BRUSSELS (AP) — Germany's defense minister said Monday he expects Turkey to make a formal request to NATO for Patriot missiles to bolster anti-aircraft defenses along the border with war-wracked Syria.
"It may be — I expect it — that there will be a request by the Turkish government to NATO today for Patriot missiles to be stationed on the Turkish border," Thomas de Maiziere said ahead of a meeting with his European Union counterparts in Brussels.
NATO's Secretary-General Anders Fogh Rasmussen said no such request had been received yet from Ankara, but that if it was it would be considered "as a matter of urgency."
"The situation along the Syrian-Turkish border is of great concern," Fogh Rasmussen said as he arrived for a meeting with the European Union's foreign and defense ministers.

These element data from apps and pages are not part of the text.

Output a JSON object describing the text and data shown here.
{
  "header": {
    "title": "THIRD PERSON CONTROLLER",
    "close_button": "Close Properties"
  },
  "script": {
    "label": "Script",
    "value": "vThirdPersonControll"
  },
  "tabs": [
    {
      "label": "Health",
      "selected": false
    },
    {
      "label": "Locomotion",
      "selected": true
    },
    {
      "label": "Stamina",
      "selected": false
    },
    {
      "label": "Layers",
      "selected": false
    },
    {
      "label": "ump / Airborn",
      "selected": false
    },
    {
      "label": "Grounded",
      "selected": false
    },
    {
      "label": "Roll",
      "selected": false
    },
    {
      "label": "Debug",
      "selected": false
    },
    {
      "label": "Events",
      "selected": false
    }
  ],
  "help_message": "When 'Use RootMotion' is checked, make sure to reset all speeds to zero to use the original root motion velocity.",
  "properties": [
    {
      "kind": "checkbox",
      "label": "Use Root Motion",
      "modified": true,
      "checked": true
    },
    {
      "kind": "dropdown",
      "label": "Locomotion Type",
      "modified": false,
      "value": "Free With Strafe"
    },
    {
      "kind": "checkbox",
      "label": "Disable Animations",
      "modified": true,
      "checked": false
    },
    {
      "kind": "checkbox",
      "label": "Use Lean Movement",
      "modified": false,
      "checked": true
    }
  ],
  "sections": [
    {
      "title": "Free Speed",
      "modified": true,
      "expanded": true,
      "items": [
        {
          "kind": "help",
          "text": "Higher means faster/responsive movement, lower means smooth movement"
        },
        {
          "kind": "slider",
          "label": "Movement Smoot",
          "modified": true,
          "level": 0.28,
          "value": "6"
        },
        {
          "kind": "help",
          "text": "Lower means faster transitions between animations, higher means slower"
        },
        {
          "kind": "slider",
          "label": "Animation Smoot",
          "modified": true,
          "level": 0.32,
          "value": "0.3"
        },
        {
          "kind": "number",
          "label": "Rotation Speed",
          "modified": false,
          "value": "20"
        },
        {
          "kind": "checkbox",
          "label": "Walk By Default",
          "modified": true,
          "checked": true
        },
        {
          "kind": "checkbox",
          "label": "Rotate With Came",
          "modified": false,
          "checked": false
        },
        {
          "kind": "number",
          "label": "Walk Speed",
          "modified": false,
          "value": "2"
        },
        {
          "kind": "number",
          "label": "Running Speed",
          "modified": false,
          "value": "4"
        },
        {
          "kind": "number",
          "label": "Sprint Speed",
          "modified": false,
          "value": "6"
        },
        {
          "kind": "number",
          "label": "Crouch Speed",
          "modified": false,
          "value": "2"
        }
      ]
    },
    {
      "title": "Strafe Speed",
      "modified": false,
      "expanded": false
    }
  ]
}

"We have all plans in place to defend and protect Turkey if needed," he said. "These plans will be adjusted as necessary to ensure effective defense and protection of Turkey, and if we receive a formal request from Turkey to ensure such effective defense and protection that request will be considered as a matter of urgency."
Fogh Rasmussen also noted that the deployment of the U.S.-built Patriots would not mean imposing a no-fly zone over Syrian territory, a key demand of Syrian opposition groups.
"If we are to deploy Patriot missiles it would be purely a defensive measure to defend and protect Turkey," he said.
NATO installed anti-aircraft batteries on Turkish territory during the 1991 and 2003 Iraq wars. They were never used.
Within the alliance, only the United States, Germany and the Netherlands have Patriots in their arsenals.